    by nycstray on Mon Feb 22, 2010 at 07:13:25 PM EST
    small community bank. Almost fee free. I may have to use a prepaid for a few weeks during the move as a bridge between closing and opening accounts, so thanks for the info so I can check out fees :) I need to call the CU on the other end and see what I need for an account etc, so I may be able to avoid prepaids altogether {fingers crossed} I try my best not to support the insanity out there ;)

    Check out... (none / 0) (#39)
    by kdog on Tue Feb 23, 2010 at 10:53:36 AM EST
    Western Union's prepaid...they seemed like the best deal back when I was shopping for one.

    Likewise - I now have no credit cards. (5.00 / 1) (#10)
    by scribe on Sun Feb 21, 2010 at 01:20:00 PM EST
    And I hardly miss them at all.  I figure that, if I "need" to buy something and I don't have the cash available, I don't really "need" it.

    There are a few places where they come in handy - shopping on the internet being one of them - but after packing, loading, moving, unloading and unpacking all my stuff, I've realized that there's a heck of a lot of it for which I have only marginal use and can afford to get rid of.  And I surely don't need to buy more.  If I want to buy something from EBay, I'll spend the buck-plus for a postal money order.  Everyone takes those, even the "paypal only" guys.

    I suspect my having no credit cards will drive the banksters nuts, but I kind of like that.

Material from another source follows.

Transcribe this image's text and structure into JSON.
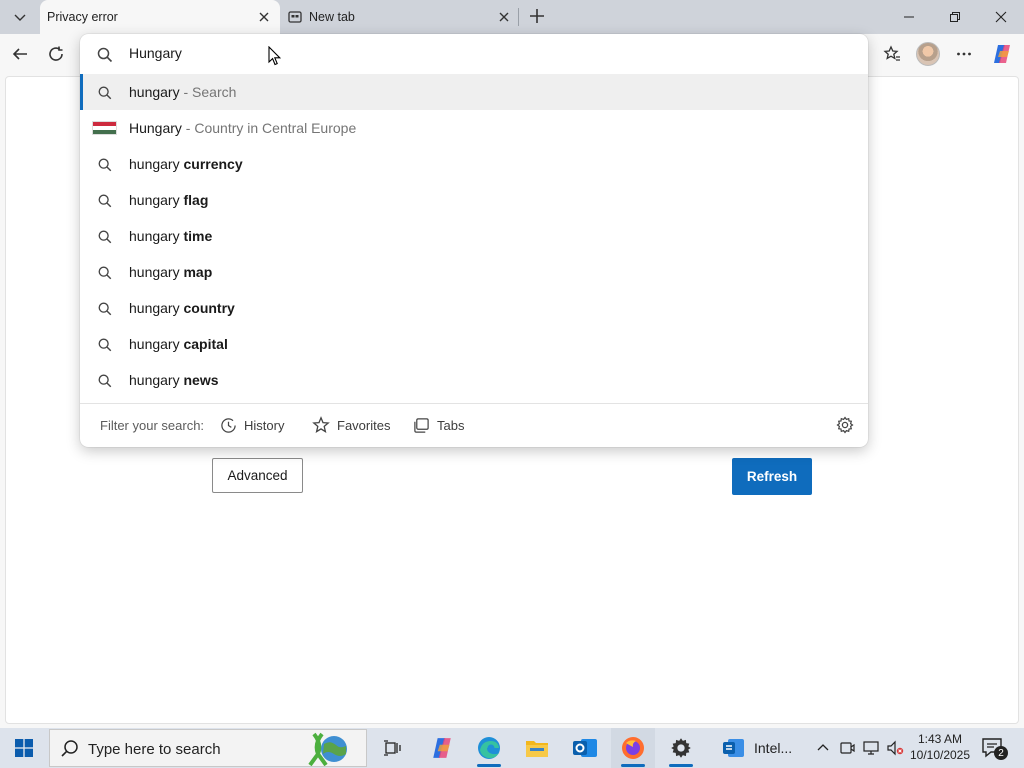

    I do a ton of shopping online (5.00 / 1) (#11)
    by TeresaInSnow2 on Sun Feb 21, 2010 at 01:25:26 PM EST
    I would be lost without a credit card just simply because of the buyer protection.  Paypal offers buyer protection pretty much only if you shop through Ebay.

    I still don't buy more than I can afford and pay off the balance every month....and I save a ton of money buying online.


    Oh (5.00 / 1) (#12)
    by TeresaInSnow2 on Sun Feb 21, 2010 at 01:26:19 PM EST
    and Amex at least, doubles the warranty on items bought through the card.

    I have a card I use for my online and travel (5.00 / 1) (#13)
    by Angel on Sun Feb 21, 2010 at 01:38:34 PM EST
    purchases, I get miles rewards and I absolutely use those, they are a great money saver and more than make up for the annual fee I pay.  

    Travel is the one area (none / 0) (#19)
    by Militarytracy on Sun Feb 21, 2010 at 07:33:53 PM EST
    that could be challenging for me.  We pay for all of Josh's travel expenses and then try to get reimbursed :)

    It would be nice if you could get a discount or (5.00 / 1) (#22)
    by Angel on Sun Feb 21, 2010 at 08:27:01 PM EST
    even free travel sometimes.  But do check into it for the airline that you fly with the most, it might be worth it.  

    Do Your Research. (none / 0) (#23)
    by bselznick on Sun Feb 21, 2010 at 10:57:27 PM EST
    First, I moved all my personal and business banking to credit unions.  But along with that I had to research the cards offered by credit unions.  Do your research.  Some credit unions do not offer their own credit cards but use third parties.  

    In each case I specifically asked whether the third party was Bank Of America.  Some credit unions assured me that the third party was not associated with Bank of America. However, when I googled the credit card company, guess what, wholly owned subsidery of Bank of America.  So, if your CU only offers third party credit cards, make sure you research that third party.

    Good to know, thanks! (none / 0) (#24)
    by nycstray on Sun Feb 21, 2010 at 11:08:22 PM EST
    I'm switching to a CU when I move, so now I'm off to research them :)

    The problem... (none / 0) (#38)
    by MileHi Hawkeye on Tue Feb 23, 2010 at 10:48:33 AM EST
    ...with going without credit cards is the negative impact that it has on your credit rating.  That can adversely effect everything from your auto insurance rates to employment.  

    It's not right that people get penalized for paying with cash and/or living within their means, but it is the way the system works.